Above all, copper’s naturally occurring antimicrobial ability has shown to be valuable. One of the most exciting new areas where this characteristic could be useful is in hospital settings, where copper can be adopted to fight the superbug methicillin-resistant Staphylococcus aureus (MRSA).
The antimicrobial properties of copper have been known for centuries but it was only in the past five years that further research into the area has been conducted. In February 2008, the Environmental Protection Agency (EPA) approved the registration of copper as an antimicrobial material. Since then, the ICA carried out a number of clinical trials in the UK, the US, Chile, Japan and Germany, and was able to demonstrate that the amount of deadly pathogens and bacteria reduces by more than 90% within two hours when copper alloy touch surfaces are introduced into healthcare settings.
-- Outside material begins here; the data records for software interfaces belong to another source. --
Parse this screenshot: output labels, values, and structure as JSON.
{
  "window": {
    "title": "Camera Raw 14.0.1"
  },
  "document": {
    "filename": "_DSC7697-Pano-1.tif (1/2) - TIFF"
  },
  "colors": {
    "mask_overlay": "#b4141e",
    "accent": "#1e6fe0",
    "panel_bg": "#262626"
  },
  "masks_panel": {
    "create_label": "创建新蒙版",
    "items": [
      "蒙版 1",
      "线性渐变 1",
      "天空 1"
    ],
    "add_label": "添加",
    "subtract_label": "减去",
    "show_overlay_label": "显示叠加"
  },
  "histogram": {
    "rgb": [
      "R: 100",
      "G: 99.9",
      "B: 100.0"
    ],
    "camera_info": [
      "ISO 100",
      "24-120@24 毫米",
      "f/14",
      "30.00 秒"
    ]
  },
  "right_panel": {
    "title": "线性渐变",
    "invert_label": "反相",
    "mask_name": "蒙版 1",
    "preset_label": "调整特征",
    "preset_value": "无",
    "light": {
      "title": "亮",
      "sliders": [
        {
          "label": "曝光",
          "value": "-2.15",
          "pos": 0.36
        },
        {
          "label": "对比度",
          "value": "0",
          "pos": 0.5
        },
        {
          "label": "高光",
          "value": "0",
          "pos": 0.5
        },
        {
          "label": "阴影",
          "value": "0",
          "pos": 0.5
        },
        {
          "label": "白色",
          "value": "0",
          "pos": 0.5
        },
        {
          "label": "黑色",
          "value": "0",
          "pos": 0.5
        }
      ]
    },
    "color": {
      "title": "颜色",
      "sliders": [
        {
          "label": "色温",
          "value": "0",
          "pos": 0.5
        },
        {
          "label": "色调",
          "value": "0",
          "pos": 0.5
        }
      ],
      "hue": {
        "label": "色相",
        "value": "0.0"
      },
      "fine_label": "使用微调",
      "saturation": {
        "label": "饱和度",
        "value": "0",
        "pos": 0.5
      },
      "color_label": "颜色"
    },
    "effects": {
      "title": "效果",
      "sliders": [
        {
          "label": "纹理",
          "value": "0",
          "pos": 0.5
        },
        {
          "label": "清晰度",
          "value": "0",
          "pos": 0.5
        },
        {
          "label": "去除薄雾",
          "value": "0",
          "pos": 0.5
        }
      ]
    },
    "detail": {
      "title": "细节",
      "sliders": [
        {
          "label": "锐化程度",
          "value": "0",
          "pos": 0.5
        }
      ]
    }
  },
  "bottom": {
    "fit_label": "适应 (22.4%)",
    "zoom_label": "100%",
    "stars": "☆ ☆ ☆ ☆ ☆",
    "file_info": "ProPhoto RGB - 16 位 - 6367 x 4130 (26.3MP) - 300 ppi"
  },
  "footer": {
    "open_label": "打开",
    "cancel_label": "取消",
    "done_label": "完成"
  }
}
“We’ve learned that deadly pathogens do not survive on copper touch surfaces. For instance, MRSA and other bacteria such as E coli don’t survive, in fact, they actually die rather quickly,” says Steven Kukoda. In addition to the daily cleaning regimen and other standard infection control practices, copper could help to bring the always high numbers of MRSA infections down, which are currently standing at 100,000 infections every year in the US alone.
“People are used to seeing stainless steel and plastics for touch surfaces but the fact is that those other materials are not antimicrobial –copper is,” continues Kukoda. “We’ve really began to understand just how important this property of copper can be to society. Pathogens on copper touch surfaces die very quickly and copper is continuously killing these bacteria.”
Other areas of interest are the introduction of copper in air conditioners, and in nets for fish farms and aquaculture to abolish the oxygen-depredating build-up of biofilms on currently used synthetic materials.
“Pathogens don’t grow on copper and the same is true for mould and fungi or the development of bio-films on applications in the sea,” says Kukoda. “Copper has a unique ability and we are trying to benefit from this ability through new technologies and applications.”
Even though copper has been around for thousands of years, the industry never gets tired of reinventing the orange metal into new technologies and applications. According to Kukoda, copper will be around for some more years to come, in different forms and shapes, in traditional but also new applications and technologies. “It is pretty exciting,” he says.